Chu Suanzi (324–384), formally Empress Kangxian (康獻皇后, literally "the joyful and wise empress"), at times as Empress Dowager Chongde (崇德太后), was an empress of Jin Dynasty (265-420).
The conquest of Wu by Jin was a military campaign launched by the Jin dynasty (265–420) against the state of Eastern Wu in 280 at the end of the Three Kingdoms period (220–280) of China.
Du is a Chinese family name.
Du Yu (222–285), courtesy name Yuankai, was a government official, military general and Confucian scholar of the state of Cao Wei during the late Three Kingdoms period and early Jin dynasty of China.
Wu (222–280), commonly known as Dong Wu (Eastern Wu) or Sun Wu, was one of the three major states that competed for supremacy over China in the Three Kingdoms period (220–280).

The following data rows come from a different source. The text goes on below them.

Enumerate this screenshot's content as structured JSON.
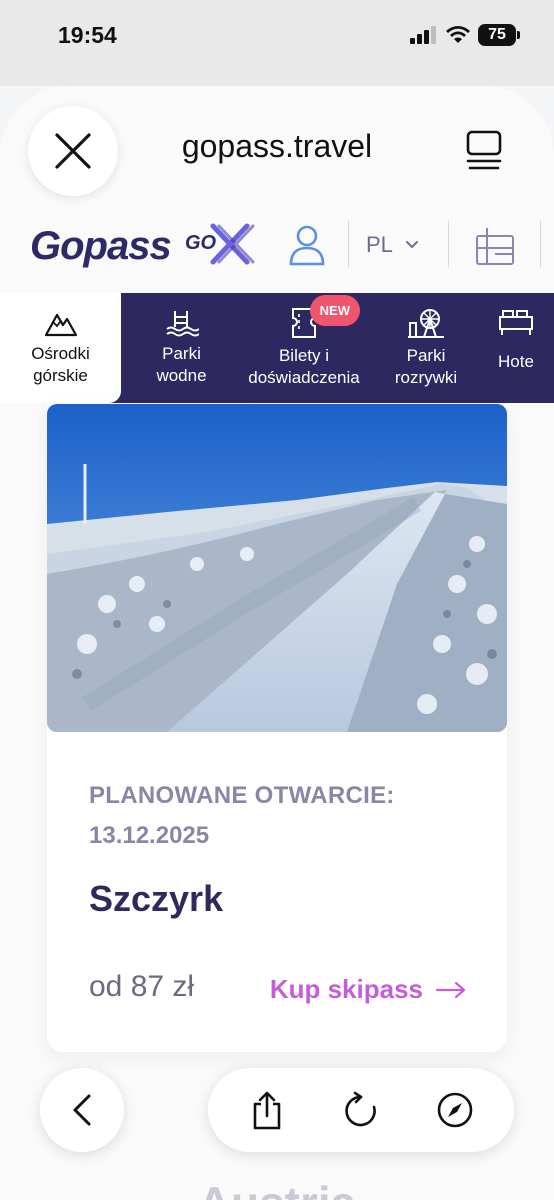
{
  "status_bar": {
    "time": "19:54",
    "battery": "75"
  },
  "browser": {
    "url": "gopass.travel"
  },
  "site_header": {
    "logo": "Gopass",
    "language": "PL"
  },
  "categories": [
    {
      "line1": "Ośrodki",
      "line2": "górskie",
      "active": true
    },
    {
      "line1": "Parki",
      "line2": "wodne"
    },
    {
      "line1": "Bilety i",
      "line2": "doświadczenia",
      "badge": "NEW"
    },
    {
      "line1": "Parki",
      "line2": "rozrywki"
    },
    {
      "line1": "Hote",
      "line2": ""
    }
  ],
  "card": {
    "opening_label": "PLANOWANE OTWARCIE:",
    "opening_date": "13.12.2025",
    "resort_name": "Szczyrk",
    "price": "od 87 zł",
    "cta": "Kup skipass"
  },
  "next_section_title": "Austria",
  "colors": {
    "nav_bg": "#2d2960",
    "brand": "#2f2a67",
    "accent": "#c45ed8",
    "badge": "#f0556e"
  }
}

Emperor Cheng of Jin (321 – 26 July 342), personal name Sima Yan (司馬衍), courtesy name Shigen (世根), was an emperor of the Eastern Jin Dynasty (265-420).
Emperor Wu of Jin, (236 – 16 May 290), personal name Sima Yan, courtesy name Anshi (安世), was the grandson of Sima Yi and son of Sima Zhao.
Fang Qiao (579–648), courtesy name Xuanling, better known as Fang Xuanling, posthumously known as Duke Wenzhao of Liang, was a Chinese statesman and writer who served as a chancellor under Emperor Taizong in the early Tang dynasty.
The Jin dynasty or the Jin Empire (sometimes distinguished as the or) was a Chinese dynasty traditionally dated from 266 to 420.
A naming taboo is a cultural taboo against speaking or writing the given names of exalted persons in China and neighboring nations in the ancient Chinese cultural sphere.
Yu Wenjun (297–328), formally Empress Mingmu (明穆皇后, literally "the understanding and solemn empress") was an empress of the Chinese Jin dynasty (265-420).